The Golden Pothos is probably one of the easiest houseplants to grow and take care of. Perhaps this is why it is one of the most popular house plants around. You can easily identify a golden pothos from its heart-shaped green leaves variegated in yellow. Besides its unique shaped leaves, the pothos is also known for its long, trailing stems that can grow to 8 feet long or more. Pothos look stunning in a hanging planter or basket. Pothos are known to remove formaldehyde in the air that comes from carpet and other materials in our homes.
How Often Do You Water Golden Pothos?
Just like with any other house plant, it is important to recognize the signs of thirst before watering the plant. As a general rule, you can water your pothos if the soil has completely dried from the previous watering.
Overwatering can lead to root rot and black spots forming on the leaves. Yellow and mushy stems are a symptom of root rot. Use a planter with a drainage holes to prevent water buildup and soggy soil. Overwatering is essentially the only thing that will kill the golden pothos. On the other hand, wilting leaves is a sign of a thirsty plant and you should give it a good drink!
Should You Mist Golden Pothos?

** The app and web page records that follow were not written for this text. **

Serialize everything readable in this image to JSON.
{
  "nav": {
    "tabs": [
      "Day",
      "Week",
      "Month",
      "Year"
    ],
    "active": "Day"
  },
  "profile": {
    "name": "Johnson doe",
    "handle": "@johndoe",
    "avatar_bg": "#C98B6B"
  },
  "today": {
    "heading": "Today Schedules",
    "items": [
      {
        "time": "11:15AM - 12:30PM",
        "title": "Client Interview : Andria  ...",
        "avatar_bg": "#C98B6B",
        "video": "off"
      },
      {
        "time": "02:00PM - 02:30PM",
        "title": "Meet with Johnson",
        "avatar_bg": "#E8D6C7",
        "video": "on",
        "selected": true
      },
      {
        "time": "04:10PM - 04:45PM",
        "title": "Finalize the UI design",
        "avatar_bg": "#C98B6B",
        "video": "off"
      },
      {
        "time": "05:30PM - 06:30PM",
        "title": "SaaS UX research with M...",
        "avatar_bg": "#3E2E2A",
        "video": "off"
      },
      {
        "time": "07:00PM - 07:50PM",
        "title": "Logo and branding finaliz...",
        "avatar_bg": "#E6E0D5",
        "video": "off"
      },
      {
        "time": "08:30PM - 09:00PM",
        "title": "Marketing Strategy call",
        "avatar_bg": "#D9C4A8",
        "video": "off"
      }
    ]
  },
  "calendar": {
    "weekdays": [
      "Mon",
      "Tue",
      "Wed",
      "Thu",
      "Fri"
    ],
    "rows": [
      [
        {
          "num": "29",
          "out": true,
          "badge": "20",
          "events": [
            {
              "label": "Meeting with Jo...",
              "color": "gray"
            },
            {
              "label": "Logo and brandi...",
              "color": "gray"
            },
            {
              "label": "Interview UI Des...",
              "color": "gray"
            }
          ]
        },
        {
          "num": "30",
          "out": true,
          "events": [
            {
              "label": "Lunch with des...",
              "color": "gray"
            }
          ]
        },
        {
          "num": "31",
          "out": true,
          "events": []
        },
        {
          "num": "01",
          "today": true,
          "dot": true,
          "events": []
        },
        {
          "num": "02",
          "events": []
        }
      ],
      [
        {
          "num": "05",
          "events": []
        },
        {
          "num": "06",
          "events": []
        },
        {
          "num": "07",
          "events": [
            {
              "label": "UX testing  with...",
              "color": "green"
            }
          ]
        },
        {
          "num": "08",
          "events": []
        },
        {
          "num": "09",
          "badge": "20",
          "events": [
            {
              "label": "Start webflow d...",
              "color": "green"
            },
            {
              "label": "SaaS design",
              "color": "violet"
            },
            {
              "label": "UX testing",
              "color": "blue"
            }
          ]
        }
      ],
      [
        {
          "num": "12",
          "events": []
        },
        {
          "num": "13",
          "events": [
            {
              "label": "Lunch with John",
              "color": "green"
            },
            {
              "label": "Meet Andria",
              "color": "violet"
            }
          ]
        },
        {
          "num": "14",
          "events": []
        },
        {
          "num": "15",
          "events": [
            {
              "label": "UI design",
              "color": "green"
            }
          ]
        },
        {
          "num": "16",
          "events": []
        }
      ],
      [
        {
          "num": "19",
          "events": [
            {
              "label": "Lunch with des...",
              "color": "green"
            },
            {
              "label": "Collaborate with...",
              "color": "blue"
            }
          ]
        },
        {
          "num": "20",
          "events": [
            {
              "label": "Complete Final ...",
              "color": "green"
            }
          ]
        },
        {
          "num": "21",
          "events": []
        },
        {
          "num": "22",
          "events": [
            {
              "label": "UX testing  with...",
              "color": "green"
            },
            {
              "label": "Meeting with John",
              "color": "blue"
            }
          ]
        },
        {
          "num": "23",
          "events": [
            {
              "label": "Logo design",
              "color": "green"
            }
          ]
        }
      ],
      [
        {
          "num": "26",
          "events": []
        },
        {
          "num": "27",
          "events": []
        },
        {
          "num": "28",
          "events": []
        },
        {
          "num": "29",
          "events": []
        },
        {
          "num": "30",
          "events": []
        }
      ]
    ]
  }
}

While some houseplants love mist, the pothos is not one of them. There is no need to mist your golden pothos because it does not require a lot of moisture.
Do Golden Pothos Need Sunlight?
Pothos like bright, indirect light, but can tolerate and even thrive under low light or fluorescent light. This makes the pothos an ideal plant for an office or a dorm room. Prolonged exposure to intense, direct sun can damage the pothos and should be avoided. One symptom that your pothos is getting too much sun is if the leaves suddenly become more pale looking.
Although pothos can tolerate low light, growth will increase with brighter light. Under ideal bright light conditions, the pothos will have more leaves and better variegation. One sign that your pothos is not getting enough sunlight is the appearance of long spaces between the leaves. If that is the case, your pothos may benefit from some more light. Variegated plants sometimes lose their leaf pattern and revert to all-green plants if they don't get enough light. Moving them to brighter conditions usually restores the variegation.
Humidity and Temperature
Pothos is not fussy about humidity and can tolerate both high and low humidity levels. The same goes for temperature. There is no need to worry about the ideal temperature with pothos, because they will thrive in normal room temperature conditions.
Use ordinary, well-draining, good-quality all-purpose potting soil.
Since most potting soil has no nutrients, you should feed every 2 weeks from spring to fall and once a month during the winter with any balanced water-soluble houseplant fertilizer.
Pothos can be easily propagated by taking stem cuttings (also called “stem tip cuttings”) and rooting them in water or in potting soil. Cut a 4 to 6-inch stem tip with at 2 leaves attached. Then cut about a half-inch to an inch below a node (a place where a leaf is attached to a stem) Move the cuttings that are rooted in water into the soil as soon as possible so they can start getting nutrients. It can take up to 4 weeks to root.
Golden Pothos Are Toxic To Cats And Dogs
The golden pothos plant is deemed toxic to dogs and cats (and humans) by the ASPCA. If ingested, it may cause oral irritation, intense burning and irritation of mouth, tongue and lips, excessive drooling, vomiting, oral irritation and difficulty swallowing. If your pet is displaying any of those symptoms and contact with a golden pothos is possible, it is important to contact your vet immediately.